I got my first aid qualification during my professional scuba diving training which I recently completed in Mexico. I was living the diver’s dream in the Caribbean before COVID-19 sent me home. With no work as a diver or my other job as a church organist in London, I returned to France where I’ve volunteered several times before.
The simple medical kit that comes with us when we visit the temporary camp areas in Calais and Dunkirk contains a basic selection of plasters, bandages, antiseptic and sanitizing creams. I’m volunteering with Care4Calais - an aid charity that operates in northern France. It was the only charity operating here for a while, as other organisations stopped work when Covid19 hit France. Mainly we distribute food, clothing, tents and sleeping bags, and in normal times we’re usually joined by another organisation - First Aid Support Team. However, these qualified medics are not here at present: my fellow first-aider, who is a furloughed land mine-clearer, and I are the best we’ve got for the moment.
As we were setting up the portable handwash station and a generator for phone charging, a man approached me with his hood up and his hand on his face. He’d just seen me giving a plaster to a little boy who had a cut on his foot. “Doctor?” he asked. I showed him the sign we have in Kurdish which says: I’m not a doctor, just a first aider. He took the hand away from his face and I could see how swollen his cheek was: he had an awful tooth infection. “Ouch! That’s very bad.” All I could do was give him printed directions to the hospital clinic which wouldn’t be open until the next day, and a mask to wear while he was there. I can’t imagine how long that night felt as he tried to sleep through the pain.
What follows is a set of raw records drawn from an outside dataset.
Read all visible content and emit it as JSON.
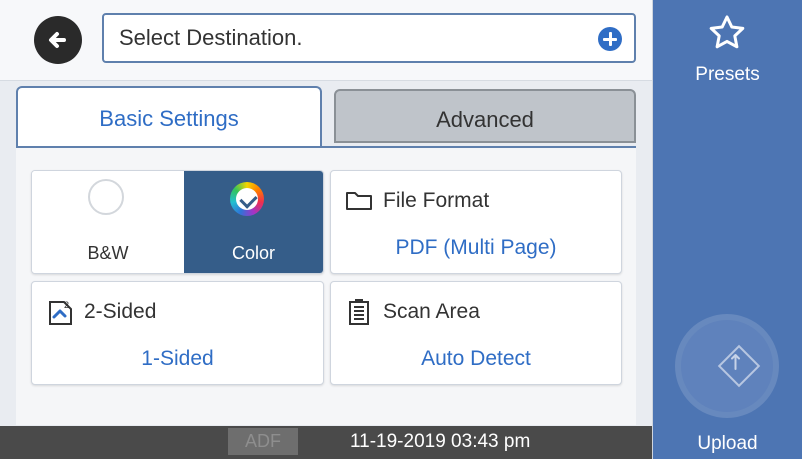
{
  "destination": {
    "placeholder": "Select Destination."
  },
  "tabs": [
    {
      "label": "Basic Settings",
      "selected": true
    },
    {
      "label": "Advanced",
      "selected": false
    }
  ],
  "color_mode": {
    "options": [
      {
        "label": "B&W",
        "selected": false
      },
      {
        "label": "Color",
        "selected": true
      }
    ]
  },
  "file_format": {
    "title": "File Format",
    "value": "PDF (Multi Page)"
  },
  "two_sided": {
    "title": "2-Sided",
    "value": "1-Sided"
  },
  "scan_area": {
    "title": "Scan Area",
    "value": "Auto Detect"
  },
  "status": {
    "adf": "ADF",
    "datetime": "11-19-2019 03:43 pm"
  },
  "side_actions": {
    "presets": "Presets",
    "upload": "Upload"
  },
  "colors": {
    "accent": "#2f6dc5",
    "panel": "#4d75b3",
    "selected_mode": "#355d89"
  },
  "icons": [
    "back-arrow-icon",
    "plus-icon",
    "color-check-icon",
    "folder-icon",
    "two-sided-icon",
    "scan-area-icon",
    "star-icon",
    "upload-diamond-icon"
  ]
}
Later the same week, my friend talked to a guy with sore feet. He took his shoes off and showed her quite a bad case of athlete’s foot. It’s not surprising that he had this fungal infection, as it’s difficult to keep clean when you’re living in a tent which is subject to clearance by the police at a moment’s notice. He was wearing his shoes without socks. My friend spent a long time with him, cleaning his feet and chatting. The Google translate app meant that they could communicate, and she could wish him a happy Eid. The personal level of care she could provide to him was a special moment of service - she could give him her full attention and tend to him in what is by necessity a tactile way, which is so rare at the moment. This was important for her too, as she is unable to perform her usual job but this way could still feel a commitment to a humanitarian cause during this time.
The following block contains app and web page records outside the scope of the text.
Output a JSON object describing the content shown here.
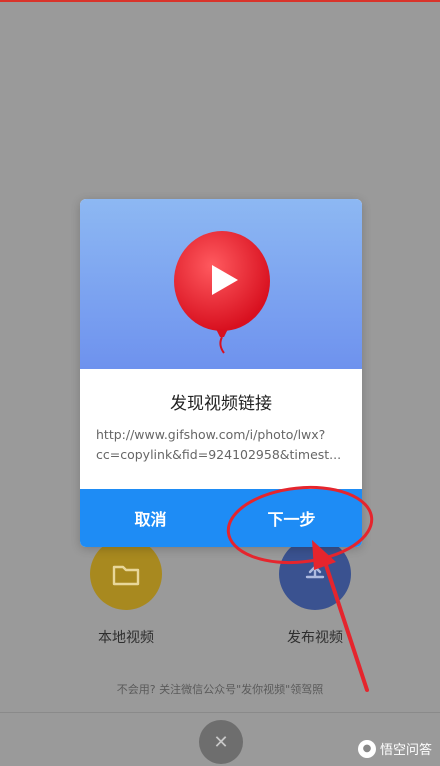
{
  "dialog": {
    "title": "发现视频链接",
    "link_line1": "http://www.gifshow.com/i/photo/lwx?",
    "link_line2": "cc=copylink&fid=924102958&timest...",
    "cancel_label": "取消",
    "next_label": "下一步"
  },
  "background": {
    "local_video_label": "本地视频",
    "publish_video_label": "发布视频",
    "hint": "不会用? 关注微信公众号\"发你视频\"领驾照"
  },
  "close_symbol": "✕",
  "watermark": {
    "text": "悟空问答"
  },
  "colors": {
    "accent": "#1e8cf5",
    "balloon": "#e8192c",
    "annotation": "#e5252d"
  }
}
It was a difficult decision for both of us to travel to France. The risk to ourselves of contracting the virus whilst away from home, as well as being away from family that may need help, and the personal financial cost to volunteer, preyed on our minds beforehand.
Working here in France has many challenges. So far, Covid19 has not been obvious in the informal camps, but if it arrives, the inability to keep social distancing rules or wash frequently could lead to a rapid spread.Communicating whilst wearing extensive PPE is difficult enough with fellow volunteers, and even more challenging when there’s a language barrier too. But the small amount of comfort we are able to provide by sitting with someone, giving them our full attention, listening to their problem and trying to find a solution, provides a connection that many people during this time are unable to have.
Being able to share this work with other volunteers of different ages and backgrounds is a reward too. I am so grateful to all the health professionals who are working hard in such extreme situations in hospitals and elsewhere, and I’m humbled to be able to use my training in this small way.